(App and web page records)

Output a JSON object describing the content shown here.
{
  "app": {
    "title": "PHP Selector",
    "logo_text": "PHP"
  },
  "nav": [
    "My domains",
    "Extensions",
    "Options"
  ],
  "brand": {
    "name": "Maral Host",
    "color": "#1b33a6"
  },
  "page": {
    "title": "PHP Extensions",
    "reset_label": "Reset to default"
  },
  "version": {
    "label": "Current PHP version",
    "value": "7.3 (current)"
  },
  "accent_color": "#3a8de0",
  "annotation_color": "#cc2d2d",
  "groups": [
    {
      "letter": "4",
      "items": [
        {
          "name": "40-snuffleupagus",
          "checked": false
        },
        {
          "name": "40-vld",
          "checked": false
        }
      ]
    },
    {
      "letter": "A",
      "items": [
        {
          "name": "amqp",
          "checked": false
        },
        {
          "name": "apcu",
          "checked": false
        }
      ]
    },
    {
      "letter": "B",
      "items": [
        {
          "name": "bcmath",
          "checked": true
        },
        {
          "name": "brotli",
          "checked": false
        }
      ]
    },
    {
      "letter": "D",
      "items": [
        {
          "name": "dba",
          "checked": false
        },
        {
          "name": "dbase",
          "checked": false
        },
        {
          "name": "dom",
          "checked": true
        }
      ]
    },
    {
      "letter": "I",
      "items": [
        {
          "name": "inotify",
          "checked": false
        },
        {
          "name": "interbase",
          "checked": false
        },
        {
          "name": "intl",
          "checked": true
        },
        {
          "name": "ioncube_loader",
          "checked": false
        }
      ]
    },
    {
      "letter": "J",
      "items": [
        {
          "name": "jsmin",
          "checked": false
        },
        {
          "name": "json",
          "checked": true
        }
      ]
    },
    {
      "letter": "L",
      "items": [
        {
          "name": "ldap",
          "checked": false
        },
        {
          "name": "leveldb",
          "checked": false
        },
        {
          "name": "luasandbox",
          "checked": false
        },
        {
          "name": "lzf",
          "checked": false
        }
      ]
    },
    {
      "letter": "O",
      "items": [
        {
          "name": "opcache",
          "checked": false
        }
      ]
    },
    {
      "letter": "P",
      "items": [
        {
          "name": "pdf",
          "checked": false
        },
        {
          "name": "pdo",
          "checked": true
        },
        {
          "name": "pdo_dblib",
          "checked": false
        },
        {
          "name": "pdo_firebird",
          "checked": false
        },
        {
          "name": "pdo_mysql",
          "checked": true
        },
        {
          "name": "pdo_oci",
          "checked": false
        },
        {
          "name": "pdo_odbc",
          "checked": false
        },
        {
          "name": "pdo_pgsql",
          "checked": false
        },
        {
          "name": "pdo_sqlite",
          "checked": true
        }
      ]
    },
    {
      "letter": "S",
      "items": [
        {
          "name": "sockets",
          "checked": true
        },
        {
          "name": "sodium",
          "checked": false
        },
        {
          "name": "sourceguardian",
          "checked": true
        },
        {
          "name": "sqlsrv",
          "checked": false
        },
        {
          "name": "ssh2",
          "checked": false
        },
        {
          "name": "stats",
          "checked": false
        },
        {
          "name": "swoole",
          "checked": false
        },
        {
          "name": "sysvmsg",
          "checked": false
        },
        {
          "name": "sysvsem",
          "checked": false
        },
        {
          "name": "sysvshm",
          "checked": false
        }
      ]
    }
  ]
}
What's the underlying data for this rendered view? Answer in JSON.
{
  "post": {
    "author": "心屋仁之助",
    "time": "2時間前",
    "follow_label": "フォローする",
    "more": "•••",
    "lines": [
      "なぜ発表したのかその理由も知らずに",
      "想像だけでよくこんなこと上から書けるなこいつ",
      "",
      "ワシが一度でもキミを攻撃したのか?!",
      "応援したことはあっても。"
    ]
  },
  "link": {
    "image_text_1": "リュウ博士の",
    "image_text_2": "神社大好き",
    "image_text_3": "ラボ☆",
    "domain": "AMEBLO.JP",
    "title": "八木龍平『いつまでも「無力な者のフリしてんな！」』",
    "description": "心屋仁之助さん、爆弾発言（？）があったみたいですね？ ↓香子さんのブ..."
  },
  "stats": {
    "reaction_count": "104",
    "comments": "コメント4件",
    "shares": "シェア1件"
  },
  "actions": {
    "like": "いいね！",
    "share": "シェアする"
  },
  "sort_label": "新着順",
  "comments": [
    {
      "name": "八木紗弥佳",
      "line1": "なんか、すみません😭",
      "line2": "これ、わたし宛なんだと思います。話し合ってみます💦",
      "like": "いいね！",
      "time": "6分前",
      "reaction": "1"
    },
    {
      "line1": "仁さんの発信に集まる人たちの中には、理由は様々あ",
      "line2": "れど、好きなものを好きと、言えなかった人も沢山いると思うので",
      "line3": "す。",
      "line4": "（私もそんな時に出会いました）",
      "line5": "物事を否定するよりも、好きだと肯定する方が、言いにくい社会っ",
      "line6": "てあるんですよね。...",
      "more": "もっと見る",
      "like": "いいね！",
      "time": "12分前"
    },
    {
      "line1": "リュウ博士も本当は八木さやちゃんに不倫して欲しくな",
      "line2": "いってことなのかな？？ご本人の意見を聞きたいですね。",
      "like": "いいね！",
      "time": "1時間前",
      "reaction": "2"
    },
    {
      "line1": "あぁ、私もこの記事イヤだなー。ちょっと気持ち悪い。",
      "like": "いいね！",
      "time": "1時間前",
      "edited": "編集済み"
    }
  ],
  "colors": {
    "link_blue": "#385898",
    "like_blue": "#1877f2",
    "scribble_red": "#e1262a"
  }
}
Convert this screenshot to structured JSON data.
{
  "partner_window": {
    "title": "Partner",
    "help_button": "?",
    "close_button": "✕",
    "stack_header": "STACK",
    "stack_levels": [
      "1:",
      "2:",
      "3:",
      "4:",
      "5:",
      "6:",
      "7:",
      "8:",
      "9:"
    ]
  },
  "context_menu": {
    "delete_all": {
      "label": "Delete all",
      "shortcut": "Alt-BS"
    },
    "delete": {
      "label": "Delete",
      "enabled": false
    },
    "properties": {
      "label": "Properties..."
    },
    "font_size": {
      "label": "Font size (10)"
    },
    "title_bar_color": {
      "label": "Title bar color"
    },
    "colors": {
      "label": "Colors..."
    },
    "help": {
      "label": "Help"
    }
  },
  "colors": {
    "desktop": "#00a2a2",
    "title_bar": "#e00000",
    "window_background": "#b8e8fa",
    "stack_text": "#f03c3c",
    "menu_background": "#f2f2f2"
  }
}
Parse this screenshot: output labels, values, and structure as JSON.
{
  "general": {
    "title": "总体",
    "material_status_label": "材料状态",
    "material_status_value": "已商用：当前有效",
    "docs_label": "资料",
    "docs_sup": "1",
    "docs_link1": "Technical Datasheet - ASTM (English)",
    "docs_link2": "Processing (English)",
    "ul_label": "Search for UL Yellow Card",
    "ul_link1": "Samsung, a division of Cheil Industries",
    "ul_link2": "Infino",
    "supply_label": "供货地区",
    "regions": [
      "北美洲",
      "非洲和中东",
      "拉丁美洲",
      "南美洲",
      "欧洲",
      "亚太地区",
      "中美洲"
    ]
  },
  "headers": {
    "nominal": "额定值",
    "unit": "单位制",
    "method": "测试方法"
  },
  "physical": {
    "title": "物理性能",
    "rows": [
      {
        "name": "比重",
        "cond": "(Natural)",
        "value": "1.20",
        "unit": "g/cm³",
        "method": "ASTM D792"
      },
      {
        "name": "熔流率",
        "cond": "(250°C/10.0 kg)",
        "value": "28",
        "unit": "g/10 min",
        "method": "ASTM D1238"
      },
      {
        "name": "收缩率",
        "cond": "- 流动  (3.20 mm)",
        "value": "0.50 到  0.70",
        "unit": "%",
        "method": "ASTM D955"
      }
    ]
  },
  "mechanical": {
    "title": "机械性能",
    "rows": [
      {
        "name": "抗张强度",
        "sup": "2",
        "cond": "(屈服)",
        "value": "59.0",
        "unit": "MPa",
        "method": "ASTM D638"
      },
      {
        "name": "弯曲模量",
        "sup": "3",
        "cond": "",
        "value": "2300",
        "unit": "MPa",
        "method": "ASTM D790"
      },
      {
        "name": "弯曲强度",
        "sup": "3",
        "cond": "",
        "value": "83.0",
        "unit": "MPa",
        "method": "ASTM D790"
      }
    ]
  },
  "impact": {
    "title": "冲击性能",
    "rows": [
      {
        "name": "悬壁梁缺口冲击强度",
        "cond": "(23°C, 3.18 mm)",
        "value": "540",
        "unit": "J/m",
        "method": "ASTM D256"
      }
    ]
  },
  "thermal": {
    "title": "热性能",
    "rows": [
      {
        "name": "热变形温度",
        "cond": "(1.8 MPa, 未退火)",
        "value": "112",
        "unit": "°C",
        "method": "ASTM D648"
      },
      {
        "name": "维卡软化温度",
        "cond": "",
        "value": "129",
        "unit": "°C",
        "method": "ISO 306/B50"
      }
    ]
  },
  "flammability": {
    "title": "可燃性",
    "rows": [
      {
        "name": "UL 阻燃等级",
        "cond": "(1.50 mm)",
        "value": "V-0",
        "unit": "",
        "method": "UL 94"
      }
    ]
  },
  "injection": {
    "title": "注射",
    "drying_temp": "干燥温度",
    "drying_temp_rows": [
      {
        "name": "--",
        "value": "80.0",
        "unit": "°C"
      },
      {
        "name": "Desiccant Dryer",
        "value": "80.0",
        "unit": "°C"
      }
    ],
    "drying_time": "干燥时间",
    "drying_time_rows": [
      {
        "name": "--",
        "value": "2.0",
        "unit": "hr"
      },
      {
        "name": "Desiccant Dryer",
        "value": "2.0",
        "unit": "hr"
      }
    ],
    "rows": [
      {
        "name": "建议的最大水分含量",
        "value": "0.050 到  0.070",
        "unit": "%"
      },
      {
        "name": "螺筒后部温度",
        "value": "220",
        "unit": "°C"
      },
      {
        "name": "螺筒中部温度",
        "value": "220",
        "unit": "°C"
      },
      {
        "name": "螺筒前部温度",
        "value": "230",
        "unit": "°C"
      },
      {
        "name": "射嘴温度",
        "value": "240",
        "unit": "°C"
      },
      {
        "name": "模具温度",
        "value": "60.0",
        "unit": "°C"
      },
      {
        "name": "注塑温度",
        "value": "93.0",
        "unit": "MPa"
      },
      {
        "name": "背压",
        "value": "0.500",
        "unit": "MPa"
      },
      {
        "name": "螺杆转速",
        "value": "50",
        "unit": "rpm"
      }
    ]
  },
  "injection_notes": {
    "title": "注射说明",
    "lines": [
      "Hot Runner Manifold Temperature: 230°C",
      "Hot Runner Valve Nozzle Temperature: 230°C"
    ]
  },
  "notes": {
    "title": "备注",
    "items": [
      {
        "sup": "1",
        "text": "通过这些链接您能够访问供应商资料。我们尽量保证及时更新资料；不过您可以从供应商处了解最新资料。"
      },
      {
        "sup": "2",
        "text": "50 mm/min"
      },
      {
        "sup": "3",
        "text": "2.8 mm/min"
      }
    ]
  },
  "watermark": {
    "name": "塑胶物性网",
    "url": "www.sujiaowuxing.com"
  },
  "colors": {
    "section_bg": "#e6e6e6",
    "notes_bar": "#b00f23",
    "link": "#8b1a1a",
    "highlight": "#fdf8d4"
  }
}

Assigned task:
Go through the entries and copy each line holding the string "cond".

Finished exercise:
        "cond": "(Natural)",
        "cond": "(250°C/10.0 kg)",
        "cond": "- 流动  (3.20 mm)",
        "cond": "(屈服)",
        "cond": "",
        "cond": "",
        "cond": "(23°C, 3.18 mm)",
        "cond": "(1.8 MPa, 未退火)",
        "cond": "",
        "cond": "(1.50 mm)",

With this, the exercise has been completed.